Work request: Gather each line of the entries below that includes "title".

--- START ---

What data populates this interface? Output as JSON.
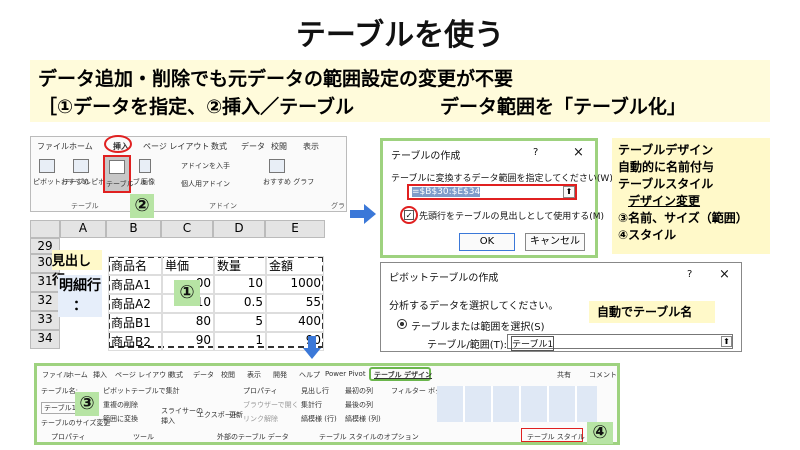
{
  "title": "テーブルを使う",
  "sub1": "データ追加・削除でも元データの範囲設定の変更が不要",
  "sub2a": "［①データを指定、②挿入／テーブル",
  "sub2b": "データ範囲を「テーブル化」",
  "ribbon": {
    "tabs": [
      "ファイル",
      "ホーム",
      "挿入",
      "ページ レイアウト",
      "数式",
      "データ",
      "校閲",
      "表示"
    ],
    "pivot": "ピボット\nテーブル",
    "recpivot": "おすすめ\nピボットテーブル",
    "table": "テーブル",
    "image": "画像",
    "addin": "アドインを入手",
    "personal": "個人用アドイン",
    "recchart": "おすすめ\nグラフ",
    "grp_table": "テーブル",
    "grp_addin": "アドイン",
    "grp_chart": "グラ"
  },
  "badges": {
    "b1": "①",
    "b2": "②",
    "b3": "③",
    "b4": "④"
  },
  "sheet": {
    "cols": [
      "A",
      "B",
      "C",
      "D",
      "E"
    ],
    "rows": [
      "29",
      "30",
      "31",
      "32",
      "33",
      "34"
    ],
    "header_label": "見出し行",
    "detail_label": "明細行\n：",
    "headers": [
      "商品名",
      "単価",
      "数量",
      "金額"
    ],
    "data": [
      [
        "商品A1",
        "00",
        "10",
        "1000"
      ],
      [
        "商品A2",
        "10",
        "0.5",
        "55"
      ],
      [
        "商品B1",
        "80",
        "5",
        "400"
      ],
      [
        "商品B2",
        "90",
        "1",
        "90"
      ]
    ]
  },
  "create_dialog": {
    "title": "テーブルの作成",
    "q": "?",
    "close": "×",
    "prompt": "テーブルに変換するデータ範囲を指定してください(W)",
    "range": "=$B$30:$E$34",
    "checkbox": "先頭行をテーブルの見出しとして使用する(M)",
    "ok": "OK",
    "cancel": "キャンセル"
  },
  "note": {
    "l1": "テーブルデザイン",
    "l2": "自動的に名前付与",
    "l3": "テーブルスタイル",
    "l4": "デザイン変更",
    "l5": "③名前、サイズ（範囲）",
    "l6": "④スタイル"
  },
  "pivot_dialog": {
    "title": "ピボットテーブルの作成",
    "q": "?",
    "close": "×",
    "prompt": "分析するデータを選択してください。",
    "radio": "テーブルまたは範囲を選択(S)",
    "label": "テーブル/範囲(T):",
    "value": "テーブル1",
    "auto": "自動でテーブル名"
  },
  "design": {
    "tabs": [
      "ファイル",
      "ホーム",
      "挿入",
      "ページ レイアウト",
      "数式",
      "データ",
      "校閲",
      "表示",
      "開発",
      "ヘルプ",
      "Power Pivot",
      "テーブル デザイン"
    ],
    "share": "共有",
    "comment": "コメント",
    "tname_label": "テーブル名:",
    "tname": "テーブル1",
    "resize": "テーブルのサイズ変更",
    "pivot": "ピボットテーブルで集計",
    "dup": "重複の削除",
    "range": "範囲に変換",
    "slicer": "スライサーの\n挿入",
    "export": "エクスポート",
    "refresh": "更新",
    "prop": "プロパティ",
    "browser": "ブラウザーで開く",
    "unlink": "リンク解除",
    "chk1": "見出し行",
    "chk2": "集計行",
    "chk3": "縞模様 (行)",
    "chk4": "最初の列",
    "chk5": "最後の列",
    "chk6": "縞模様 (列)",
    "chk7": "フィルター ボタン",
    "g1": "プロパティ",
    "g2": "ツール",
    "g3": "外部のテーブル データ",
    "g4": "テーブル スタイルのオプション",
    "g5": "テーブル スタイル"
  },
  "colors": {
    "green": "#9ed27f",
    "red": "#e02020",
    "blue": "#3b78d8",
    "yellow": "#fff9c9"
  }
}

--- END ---
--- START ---

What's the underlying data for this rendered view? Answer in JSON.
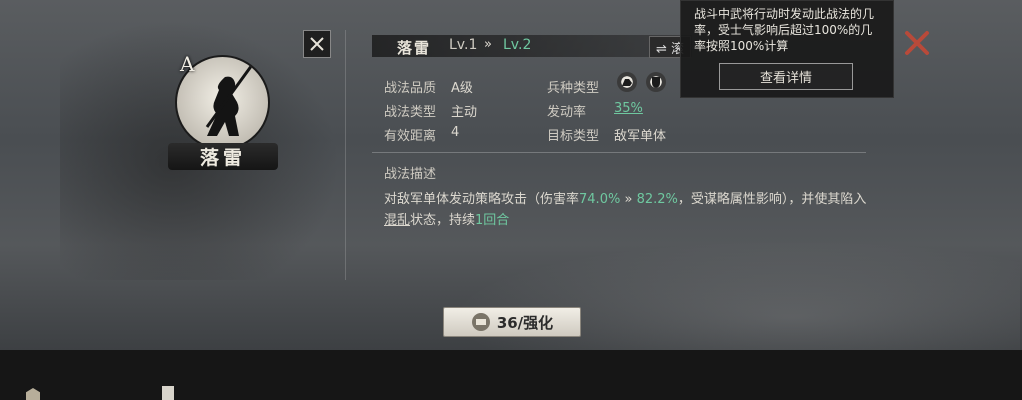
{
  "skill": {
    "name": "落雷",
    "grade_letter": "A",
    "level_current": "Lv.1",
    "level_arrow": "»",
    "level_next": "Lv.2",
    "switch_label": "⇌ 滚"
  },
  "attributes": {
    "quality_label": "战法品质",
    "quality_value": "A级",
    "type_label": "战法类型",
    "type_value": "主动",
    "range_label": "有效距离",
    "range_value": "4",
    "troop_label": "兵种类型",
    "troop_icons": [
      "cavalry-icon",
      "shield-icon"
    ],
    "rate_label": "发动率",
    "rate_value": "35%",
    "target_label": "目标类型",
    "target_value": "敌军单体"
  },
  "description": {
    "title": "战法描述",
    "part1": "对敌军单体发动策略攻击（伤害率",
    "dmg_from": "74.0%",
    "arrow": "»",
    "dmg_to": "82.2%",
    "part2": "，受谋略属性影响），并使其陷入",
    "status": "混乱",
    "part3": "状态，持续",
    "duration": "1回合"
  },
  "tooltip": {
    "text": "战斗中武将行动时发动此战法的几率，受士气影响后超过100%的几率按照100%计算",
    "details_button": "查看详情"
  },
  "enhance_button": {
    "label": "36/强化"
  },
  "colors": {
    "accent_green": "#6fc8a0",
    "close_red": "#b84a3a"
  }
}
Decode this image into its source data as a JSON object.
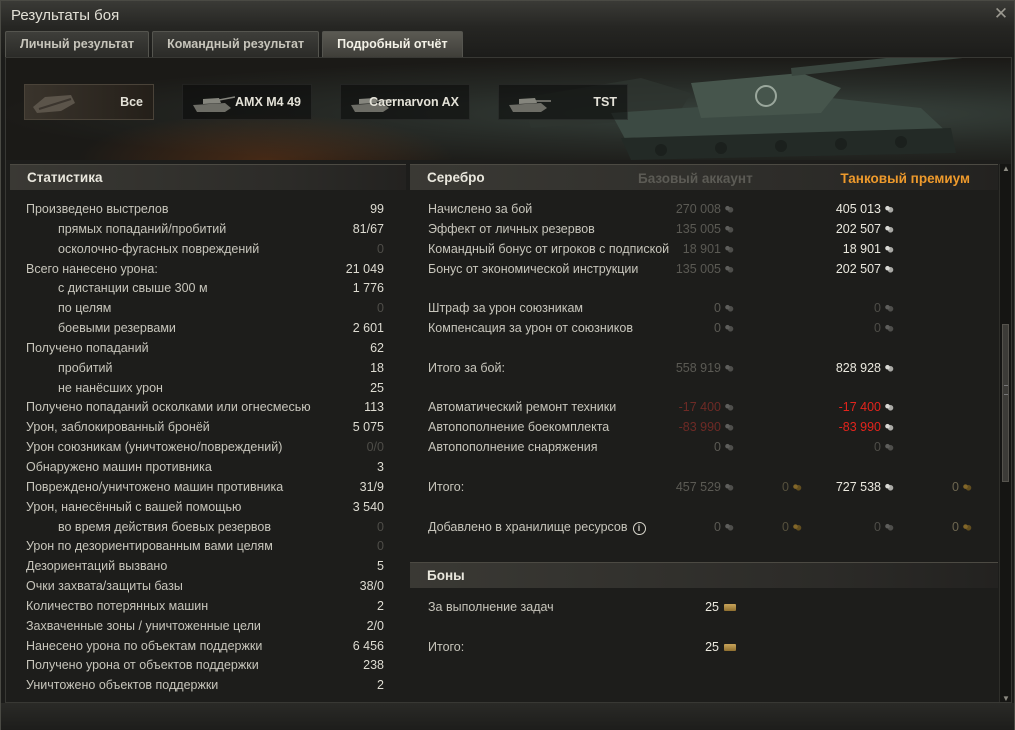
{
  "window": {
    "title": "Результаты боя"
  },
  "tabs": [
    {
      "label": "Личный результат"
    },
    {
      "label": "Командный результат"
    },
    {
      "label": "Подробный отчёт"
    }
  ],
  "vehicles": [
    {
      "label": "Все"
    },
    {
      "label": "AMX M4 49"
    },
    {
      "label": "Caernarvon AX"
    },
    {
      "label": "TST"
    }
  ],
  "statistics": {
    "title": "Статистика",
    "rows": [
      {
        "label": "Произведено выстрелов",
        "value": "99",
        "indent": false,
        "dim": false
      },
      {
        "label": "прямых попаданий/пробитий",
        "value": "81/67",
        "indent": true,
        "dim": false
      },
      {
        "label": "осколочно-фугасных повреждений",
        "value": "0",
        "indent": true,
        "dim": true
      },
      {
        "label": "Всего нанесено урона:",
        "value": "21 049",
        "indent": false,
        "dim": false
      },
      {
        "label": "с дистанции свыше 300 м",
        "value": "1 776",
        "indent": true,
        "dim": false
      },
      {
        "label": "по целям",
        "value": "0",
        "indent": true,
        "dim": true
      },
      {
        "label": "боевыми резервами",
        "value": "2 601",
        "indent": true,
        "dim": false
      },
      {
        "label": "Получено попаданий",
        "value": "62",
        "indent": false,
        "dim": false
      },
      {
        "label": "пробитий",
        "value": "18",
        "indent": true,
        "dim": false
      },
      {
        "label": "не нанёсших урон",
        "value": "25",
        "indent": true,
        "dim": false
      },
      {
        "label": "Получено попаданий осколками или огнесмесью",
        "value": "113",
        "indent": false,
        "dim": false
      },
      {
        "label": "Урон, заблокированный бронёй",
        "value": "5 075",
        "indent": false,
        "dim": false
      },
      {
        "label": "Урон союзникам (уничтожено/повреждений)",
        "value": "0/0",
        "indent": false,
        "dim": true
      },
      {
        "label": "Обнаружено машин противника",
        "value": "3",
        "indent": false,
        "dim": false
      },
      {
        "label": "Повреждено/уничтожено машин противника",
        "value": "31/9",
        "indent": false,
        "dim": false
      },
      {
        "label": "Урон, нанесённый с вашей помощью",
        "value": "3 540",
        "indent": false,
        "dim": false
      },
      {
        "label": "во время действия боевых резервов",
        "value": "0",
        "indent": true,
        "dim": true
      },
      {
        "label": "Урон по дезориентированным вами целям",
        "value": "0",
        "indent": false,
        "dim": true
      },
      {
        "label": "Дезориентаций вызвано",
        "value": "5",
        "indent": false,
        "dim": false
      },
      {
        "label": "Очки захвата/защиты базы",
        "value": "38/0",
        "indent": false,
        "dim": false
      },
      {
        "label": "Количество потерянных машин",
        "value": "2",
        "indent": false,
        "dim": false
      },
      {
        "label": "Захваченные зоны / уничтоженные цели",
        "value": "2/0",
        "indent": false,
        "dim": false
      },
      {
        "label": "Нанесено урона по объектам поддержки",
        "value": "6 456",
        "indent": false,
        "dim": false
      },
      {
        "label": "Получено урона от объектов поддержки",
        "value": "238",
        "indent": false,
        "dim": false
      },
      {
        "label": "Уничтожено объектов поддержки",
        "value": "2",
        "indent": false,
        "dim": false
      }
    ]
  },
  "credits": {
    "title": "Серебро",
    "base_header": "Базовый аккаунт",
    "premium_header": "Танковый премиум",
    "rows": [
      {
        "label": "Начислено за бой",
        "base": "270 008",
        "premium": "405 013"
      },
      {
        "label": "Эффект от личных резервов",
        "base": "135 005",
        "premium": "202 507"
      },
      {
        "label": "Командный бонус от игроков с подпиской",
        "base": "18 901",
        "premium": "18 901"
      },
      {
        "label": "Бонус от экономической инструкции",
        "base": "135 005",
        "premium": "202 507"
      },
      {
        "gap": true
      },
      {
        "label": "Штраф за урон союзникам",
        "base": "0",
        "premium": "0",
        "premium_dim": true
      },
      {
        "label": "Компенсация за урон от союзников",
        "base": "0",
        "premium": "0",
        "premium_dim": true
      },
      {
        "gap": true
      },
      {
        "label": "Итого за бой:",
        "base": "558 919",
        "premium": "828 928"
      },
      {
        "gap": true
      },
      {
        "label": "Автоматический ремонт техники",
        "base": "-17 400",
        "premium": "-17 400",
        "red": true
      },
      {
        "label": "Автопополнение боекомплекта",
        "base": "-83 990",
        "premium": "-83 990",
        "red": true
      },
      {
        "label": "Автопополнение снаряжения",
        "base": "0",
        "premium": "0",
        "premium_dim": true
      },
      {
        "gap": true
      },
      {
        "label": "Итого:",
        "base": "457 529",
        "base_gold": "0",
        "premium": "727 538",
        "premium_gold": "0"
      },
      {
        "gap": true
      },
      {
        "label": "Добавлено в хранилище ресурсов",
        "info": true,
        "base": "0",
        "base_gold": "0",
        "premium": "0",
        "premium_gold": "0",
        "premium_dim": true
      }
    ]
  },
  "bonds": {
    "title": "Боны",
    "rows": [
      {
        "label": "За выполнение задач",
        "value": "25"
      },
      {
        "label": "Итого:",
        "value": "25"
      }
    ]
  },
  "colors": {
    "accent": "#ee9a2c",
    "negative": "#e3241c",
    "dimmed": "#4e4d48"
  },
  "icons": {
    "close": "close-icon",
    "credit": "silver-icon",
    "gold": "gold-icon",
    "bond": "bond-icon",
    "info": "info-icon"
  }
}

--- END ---

Task solution:
  "title": "テーブルを使う",
    "title": "テーブルの作成",
    "title": "ピボットテーブルの作成",
    "title": "战法描述",
    "title": "Результаты боя"
    "title": "Статистика",
    "title": "Серебро",
    "title": "Боны",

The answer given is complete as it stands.